AT NH Day 4: Slackers

NH 25A – Jeffers Brook Shelter
10.8 miles
We woke up this morning in a cold mist. We slept in a bit because Double Orca and her parents weren’t meeting us for the slack pack until 7:30 and we were camped right by the road. There was a pretty big crew gathered for the slack pack. It was me, Gummies, Double Orca, Tadpole, Survivor, Super, Buttcheeks, Faceplant, Tails, and Sock Ninja. Gummies and I had never slack packed before and it honestly felt amazing. I felt so free without the weight of my pack.
The hiking today was extremely chill. There were a few small climbs but they were not bad at all. We took a breakfast break a few miles in but other than that I didn’t really stop at all for the first ten miles. I put on my music after breakfast and felt super stoked and strong. Without the weight of my pack I was even partially running down some of the descents, *just for fun*. What have I become?

The day was uneventful, so here’s a cool caterpillar

I reached the road into Glencliffe shortly after noon, and Gummies and I made our way over to the Hikers Welcome Hostel. Double Orca’s parents live right across the street, so we stopped in there to grab our stuff, and Double Orca’s mom even gave us delicious homemade cookies. The hostel was also amazing. It was all run on the honour system, and they had bunks, tenting, an outdoor bath house with showers, laundry, and a toilet, as well as snacky foods for sale. Gummies and I both got the hiker combo, which was a frozen microwave pizza, chips, can of pop, and ice cream sandwich for 5 bucks. We also both showered for 3 dollars.

We had originally thought we might stay here, but then realized there was a shelter just a mile up the trail, so we decided to hike out to that to save some money. Basically every hiker we’ve been around so far was at the hostel and staying there for the night. Most of them are also using the slack pack service over Mount Moosilauke tomorrow, but we’re just going to haul our stuff up and over the old fashioned way. We did still spend several hours resting at the hostel, lounging in a hammock, drinking pop, and talking with the other hikers. We finally hiked out around 4pm.

When we made it to the shelter, we were the only ones here. I used my first AT privy, which was getting dangerously close to overflowing. Eventually, a group of Dartmouth College orientees showed up and are also camping here. We’re the only AT hikers though and it feels super weird.
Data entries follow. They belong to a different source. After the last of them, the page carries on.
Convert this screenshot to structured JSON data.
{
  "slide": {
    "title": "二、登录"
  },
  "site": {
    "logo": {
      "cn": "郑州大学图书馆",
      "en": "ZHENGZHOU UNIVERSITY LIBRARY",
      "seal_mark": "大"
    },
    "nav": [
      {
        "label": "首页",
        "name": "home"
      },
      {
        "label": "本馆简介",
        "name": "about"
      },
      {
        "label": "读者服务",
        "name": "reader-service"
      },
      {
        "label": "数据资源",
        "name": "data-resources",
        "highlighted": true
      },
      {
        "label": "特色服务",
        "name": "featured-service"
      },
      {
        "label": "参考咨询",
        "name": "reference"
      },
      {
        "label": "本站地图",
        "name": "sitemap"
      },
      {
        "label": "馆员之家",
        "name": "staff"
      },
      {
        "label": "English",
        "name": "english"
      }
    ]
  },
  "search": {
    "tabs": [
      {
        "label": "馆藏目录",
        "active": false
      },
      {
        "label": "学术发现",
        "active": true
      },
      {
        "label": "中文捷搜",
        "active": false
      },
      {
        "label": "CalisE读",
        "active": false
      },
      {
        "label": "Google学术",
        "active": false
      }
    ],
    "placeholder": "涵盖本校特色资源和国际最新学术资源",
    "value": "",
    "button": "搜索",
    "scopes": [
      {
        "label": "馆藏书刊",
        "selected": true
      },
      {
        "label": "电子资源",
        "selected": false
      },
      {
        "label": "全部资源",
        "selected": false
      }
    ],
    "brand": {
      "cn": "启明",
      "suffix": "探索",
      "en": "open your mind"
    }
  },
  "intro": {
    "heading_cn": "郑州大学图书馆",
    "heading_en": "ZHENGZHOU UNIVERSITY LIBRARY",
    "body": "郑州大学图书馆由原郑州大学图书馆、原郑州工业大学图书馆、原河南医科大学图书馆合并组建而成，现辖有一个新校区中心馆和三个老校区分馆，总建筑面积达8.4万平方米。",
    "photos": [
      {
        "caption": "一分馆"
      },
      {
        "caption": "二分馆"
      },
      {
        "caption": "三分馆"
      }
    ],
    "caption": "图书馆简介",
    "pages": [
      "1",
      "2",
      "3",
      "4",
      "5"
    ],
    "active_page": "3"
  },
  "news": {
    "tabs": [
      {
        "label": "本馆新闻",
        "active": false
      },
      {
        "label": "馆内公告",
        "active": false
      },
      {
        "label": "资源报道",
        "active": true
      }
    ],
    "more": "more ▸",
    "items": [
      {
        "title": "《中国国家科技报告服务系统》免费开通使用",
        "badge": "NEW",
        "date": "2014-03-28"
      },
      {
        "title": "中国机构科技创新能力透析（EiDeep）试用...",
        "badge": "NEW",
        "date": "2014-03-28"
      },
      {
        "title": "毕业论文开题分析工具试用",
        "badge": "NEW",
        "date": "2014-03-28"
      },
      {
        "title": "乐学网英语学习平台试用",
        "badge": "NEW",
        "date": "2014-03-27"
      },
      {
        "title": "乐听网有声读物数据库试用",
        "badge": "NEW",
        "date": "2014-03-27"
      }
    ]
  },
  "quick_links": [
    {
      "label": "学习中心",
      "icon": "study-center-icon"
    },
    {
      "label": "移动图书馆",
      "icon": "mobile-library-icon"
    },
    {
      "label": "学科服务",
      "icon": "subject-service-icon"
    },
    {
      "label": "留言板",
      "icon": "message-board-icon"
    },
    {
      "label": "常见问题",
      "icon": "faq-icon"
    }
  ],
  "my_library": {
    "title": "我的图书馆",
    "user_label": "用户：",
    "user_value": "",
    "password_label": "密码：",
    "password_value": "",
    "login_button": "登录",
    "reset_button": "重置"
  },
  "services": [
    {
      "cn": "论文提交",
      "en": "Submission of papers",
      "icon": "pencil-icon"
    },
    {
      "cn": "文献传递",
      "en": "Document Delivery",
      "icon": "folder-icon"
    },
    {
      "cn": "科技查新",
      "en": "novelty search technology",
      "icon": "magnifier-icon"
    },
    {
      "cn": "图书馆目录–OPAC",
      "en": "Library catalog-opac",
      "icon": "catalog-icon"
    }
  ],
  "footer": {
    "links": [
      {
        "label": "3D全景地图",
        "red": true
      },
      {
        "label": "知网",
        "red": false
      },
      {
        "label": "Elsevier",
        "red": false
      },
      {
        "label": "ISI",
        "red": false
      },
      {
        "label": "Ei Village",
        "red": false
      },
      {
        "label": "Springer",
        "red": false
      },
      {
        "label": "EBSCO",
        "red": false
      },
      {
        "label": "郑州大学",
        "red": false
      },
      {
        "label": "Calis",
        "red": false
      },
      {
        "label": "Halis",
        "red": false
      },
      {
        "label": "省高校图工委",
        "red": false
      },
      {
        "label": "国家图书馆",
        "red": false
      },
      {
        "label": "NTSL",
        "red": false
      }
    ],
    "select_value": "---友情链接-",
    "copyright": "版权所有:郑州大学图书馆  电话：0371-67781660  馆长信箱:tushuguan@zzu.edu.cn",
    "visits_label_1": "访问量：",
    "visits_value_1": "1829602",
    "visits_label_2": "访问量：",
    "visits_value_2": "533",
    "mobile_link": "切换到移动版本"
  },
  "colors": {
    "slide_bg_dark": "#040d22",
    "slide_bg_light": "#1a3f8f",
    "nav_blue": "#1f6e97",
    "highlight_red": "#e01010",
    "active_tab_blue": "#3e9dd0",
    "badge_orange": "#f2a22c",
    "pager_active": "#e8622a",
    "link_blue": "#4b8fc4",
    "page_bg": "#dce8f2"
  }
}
I guess since it’s so close to the hostel everyone just stays there instead.

We ate dinner and collected water from Jeffers Brook, which is flowing nearby in a beautiful waterfall. Tomorrow is going to be a big day as we take on Mount Moosilauke, our first 4000 footer on trail and what is considered the “official” start of the Whites. There’s a chance of rain in the afternoon and so fingers crossed we make it down the treacherous descent while it’s still dry!